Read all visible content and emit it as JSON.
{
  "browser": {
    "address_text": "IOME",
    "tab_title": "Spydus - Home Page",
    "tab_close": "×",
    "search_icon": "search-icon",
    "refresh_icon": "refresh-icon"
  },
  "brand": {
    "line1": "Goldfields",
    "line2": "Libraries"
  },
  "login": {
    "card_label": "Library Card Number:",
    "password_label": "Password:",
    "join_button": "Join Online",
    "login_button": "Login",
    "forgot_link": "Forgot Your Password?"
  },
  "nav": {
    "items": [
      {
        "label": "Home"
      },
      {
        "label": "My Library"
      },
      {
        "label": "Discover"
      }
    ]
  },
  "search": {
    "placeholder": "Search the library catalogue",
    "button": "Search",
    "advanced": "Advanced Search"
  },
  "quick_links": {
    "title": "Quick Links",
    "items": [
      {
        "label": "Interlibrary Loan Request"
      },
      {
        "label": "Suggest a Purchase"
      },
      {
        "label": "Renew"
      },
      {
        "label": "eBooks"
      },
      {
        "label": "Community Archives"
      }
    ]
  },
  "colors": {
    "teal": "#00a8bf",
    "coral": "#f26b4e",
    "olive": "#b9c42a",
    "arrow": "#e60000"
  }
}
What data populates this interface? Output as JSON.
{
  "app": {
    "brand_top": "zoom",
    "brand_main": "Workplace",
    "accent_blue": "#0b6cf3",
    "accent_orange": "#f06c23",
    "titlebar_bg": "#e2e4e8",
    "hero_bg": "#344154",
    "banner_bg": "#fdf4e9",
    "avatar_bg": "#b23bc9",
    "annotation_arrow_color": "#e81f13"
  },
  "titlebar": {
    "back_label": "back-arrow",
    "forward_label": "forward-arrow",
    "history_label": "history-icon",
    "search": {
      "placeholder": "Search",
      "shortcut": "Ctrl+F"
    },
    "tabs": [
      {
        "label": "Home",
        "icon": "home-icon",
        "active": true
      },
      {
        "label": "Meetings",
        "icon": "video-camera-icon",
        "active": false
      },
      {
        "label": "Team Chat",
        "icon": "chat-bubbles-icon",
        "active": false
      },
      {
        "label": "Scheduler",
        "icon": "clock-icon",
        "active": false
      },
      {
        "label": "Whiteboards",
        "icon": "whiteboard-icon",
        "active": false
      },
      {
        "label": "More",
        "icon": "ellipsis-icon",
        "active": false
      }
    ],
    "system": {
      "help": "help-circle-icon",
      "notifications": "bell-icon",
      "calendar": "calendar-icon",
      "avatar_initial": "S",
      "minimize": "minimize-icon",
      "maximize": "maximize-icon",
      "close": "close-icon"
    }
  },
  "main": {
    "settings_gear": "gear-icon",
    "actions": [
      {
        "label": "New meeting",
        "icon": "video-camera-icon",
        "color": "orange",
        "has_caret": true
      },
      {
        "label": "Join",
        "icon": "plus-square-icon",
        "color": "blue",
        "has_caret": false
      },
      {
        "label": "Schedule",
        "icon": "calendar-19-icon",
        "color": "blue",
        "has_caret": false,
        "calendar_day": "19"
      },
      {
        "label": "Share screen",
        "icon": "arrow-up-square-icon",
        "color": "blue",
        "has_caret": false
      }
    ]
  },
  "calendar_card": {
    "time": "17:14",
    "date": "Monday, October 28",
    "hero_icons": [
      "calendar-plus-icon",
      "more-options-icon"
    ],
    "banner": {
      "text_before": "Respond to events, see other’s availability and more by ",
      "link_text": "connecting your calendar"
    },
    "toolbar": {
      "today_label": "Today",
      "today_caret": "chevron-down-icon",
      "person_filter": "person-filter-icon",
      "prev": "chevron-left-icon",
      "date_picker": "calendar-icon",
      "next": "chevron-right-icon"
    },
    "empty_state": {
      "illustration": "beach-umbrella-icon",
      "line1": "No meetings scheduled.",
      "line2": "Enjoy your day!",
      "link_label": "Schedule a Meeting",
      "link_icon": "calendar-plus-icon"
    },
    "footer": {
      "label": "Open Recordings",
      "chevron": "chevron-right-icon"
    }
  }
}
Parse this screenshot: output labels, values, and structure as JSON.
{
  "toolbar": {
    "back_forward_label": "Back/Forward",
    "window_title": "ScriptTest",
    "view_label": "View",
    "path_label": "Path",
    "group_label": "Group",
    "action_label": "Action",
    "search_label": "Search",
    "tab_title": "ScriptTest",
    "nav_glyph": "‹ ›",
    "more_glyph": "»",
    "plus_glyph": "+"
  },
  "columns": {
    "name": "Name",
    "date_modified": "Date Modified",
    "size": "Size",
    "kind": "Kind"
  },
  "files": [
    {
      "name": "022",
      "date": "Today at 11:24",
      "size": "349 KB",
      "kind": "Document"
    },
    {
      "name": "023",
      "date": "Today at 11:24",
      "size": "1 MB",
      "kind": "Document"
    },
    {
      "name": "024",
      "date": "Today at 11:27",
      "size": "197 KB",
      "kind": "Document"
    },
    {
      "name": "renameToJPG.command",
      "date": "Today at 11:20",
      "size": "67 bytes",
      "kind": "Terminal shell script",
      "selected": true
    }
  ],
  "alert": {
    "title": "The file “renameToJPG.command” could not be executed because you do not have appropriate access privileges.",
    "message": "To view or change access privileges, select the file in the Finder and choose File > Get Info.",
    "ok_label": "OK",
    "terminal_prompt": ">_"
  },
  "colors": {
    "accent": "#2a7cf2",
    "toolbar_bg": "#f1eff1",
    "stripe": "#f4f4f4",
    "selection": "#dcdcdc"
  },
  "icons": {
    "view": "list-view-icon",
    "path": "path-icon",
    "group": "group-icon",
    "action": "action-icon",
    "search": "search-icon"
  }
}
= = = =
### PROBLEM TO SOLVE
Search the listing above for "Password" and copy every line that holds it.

### WRITTEN SOLUTION
    "password_label": "Password:",
    "forgot_link": "Forgot Your Password?"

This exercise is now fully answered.